15 trade unionists from Hungary (MASZSZ, HVDSZ2000, ÉSZT, LIGA), Bulgaria (CITUB) and Romania (BNS Romania, Cartel ALFA) took part in a meeting organised by the Friedric Ebert Foundation.
Are public institutions aware on the influence their purchasing decisions have on people? What tools can help theme promote decent working conditions? What are the problems in their further dissemination?
We searched for answers on a seminar in Budapest, that took place on December 4th.
Due to differences of legislation in different countries from the CEE region we focused on EU law.
In 2014, after years of domination of the lowest price criterion, seen as the tool best suited for acchieving economic activity and fair competion a big turn occured.
The 2014/24/UE directive, prepared few years after the global financial crisis, gave procurers tools allowing them to promote the development of local economies and social inclusion.
A new acronym – MEAT (Most Economically Advantegous Tender) – took place of the lowest cost criterion.
Efficiency stopped being seen through the lens of just the cheapest offers – public institutions can now analyse tender offers with tools such as life-cycle asessments or promoting companies that ie. employ people with disabilities.

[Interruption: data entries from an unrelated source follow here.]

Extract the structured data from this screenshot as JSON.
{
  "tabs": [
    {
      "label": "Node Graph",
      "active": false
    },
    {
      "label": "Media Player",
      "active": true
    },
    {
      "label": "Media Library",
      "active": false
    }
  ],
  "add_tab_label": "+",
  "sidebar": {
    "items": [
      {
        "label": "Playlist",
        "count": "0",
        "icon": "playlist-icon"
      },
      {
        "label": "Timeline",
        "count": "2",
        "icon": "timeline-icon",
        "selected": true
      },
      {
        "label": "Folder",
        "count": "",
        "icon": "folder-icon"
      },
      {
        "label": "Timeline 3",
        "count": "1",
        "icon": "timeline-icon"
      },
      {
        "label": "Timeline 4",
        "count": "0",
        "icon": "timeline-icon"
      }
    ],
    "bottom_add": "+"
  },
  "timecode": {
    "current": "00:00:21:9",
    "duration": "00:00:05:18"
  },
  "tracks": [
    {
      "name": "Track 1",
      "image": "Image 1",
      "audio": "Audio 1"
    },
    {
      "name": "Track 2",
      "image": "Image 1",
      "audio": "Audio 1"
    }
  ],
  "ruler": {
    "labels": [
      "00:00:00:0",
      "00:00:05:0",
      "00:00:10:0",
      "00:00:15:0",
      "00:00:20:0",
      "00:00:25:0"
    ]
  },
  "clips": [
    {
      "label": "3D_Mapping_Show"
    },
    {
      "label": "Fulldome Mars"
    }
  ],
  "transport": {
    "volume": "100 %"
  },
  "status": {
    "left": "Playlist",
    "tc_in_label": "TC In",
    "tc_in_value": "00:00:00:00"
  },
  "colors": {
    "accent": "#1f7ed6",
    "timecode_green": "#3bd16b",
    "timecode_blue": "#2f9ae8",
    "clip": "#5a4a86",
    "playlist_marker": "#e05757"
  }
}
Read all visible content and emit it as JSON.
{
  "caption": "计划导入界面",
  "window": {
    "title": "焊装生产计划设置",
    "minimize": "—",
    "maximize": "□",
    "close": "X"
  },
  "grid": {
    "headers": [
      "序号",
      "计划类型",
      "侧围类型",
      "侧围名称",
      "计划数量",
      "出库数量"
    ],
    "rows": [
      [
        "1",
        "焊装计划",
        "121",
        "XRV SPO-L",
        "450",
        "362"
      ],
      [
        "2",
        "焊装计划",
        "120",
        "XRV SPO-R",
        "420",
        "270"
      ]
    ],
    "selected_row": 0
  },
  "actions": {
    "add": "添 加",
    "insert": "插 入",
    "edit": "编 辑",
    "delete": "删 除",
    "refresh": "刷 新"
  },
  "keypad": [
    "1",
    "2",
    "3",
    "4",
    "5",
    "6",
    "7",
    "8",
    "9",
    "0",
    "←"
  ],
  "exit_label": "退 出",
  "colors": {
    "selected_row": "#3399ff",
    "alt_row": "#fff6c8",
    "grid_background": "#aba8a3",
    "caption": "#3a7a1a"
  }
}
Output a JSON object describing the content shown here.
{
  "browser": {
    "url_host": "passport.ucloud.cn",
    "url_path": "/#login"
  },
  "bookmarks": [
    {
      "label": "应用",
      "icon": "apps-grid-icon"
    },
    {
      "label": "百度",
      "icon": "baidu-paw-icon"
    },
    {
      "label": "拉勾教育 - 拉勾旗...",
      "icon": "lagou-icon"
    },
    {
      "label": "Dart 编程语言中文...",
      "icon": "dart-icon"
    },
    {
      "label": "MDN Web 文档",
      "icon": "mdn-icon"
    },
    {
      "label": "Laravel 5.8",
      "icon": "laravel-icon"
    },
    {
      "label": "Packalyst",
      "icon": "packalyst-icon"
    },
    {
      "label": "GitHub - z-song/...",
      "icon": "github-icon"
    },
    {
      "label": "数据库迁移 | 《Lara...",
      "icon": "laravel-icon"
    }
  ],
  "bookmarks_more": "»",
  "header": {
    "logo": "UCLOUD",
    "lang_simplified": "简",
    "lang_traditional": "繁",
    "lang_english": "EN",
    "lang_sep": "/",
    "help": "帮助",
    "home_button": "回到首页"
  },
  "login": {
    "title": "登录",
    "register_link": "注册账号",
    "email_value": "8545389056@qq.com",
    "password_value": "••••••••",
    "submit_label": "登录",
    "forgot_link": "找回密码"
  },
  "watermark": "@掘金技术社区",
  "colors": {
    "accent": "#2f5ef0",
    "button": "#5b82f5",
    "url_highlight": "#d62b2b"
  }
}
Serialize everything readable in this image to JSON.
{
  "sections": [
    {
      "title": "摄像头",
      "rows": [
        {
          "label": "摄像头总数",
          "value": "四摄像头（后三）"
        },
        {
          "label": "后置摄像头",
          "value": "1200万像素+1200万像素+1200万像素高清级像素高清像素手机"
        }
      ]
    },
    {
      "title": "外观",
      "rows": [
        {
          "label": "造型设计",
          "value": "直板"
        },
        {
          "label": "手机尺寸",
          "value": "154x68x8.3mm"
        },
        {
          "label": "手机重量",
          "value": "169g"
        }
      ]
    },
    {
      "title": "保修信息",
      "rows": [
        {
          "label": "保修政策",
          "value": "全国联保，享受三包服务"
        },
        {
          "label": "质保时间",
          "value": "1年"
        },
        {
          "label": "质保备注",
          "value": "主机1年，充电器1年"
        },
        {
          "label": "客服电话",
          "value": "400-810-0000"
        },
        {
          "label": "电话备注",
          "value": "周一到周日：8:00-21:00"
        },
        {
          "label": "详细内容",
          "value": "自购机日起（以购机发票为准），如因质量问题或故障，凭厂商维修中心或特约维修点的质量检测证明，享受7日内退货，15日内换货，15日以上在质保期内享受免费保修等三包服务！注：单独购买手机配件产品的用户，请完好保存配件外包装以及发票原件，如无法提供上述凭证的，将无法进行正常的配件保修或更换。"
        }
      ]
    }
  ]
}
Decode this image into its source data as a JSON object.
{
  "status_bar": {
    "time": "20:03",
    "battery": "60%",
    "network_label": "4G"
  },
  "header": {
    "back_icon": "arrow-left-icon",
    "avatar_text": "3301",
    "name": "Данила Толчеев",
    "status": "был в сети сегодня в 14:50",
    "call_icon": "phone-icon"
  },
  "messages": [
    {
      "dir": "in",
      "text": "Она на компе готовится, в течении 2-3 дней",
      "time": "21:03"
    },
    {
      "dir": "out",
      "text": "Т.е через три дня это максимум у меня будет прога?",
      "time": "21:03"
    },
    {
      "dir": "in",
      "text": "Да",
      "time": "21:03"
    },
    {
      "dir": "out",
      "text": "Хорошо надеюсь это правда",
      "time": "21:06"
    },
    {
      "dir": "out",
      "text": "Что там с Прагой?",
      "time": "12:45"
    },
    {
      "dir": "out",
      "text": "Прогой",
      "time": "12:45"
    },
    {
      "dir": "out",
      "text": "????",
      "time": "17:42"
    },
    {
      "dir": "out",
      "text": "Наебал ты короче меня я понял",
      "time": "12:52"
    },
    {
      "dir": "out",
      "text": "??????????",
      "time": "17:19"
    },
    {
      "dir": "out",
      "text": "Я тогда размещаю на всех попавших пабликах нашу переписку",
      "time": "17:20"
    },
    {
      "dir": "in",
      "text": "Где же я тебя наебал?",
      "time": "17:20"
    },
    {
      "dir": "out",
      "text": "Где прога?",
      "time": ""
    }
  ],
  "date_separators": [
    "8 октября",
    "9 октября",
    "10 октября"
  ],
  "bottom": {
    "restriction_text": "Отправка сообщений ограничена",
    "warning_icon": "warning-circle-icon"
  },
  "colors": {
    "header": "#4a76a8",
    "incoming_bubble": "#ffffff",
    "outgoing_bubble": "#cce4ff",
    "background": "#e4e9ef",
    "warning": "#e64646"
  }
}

European trade unions greeted the new directive with satisfaction, although they did not cover up the fact that they counted on more, ie. on better integrating ILO directives regarding working conditions.
Zoom on Poland
The directive changed the legal situation of public procurement in EU member states. In Poland it influences the subsequent changes in the Law of Public Procurement, giving public institutions in the country a wider range of tools to use instead of just relying on the lowest cost of offers.
For social clauses usage to be used more often there is a need for public institutions to know about such tools and a bottom-up pressure on them showing public interest in the matter.
Such a view guided the Institute for Sustainable Public Procurement in its monitoring campaigns.
During the meeting in Budapest we showcased our most important activities – from checking few thousand tenders to see if they include social and environmental clauses, through interventions such as „yellow cards” up to initiating dialogue with different social groups with our Local Dialogue Fora or an international conference on the matter.
We also highlighted are biggest successes in showcasing irregularities in tenders, such as the ones involving the chancellary of the Polish Sejm (lower chamber of the parliament) or a farm in Opole, as well as positive changes made possible due to our actions – inclusion of social clauses in the tender of the university in Poznań, an internal control in the Polish Insurance Office or anulling a tender with no ecological clauses (paper) in the Warsaw district of Wola.
During the discussion the participants noted the important, negative role that corruption has on public procurement in the region. It results in inefficient tenders, mismanagement of public funds (EU money includes), as well as limiting market competition.
We hope that despite such chalennges the knoledge which we had a pleasure to share will be useful in promoting social clauses usage in the region.
Text: Bartłomiej Kozek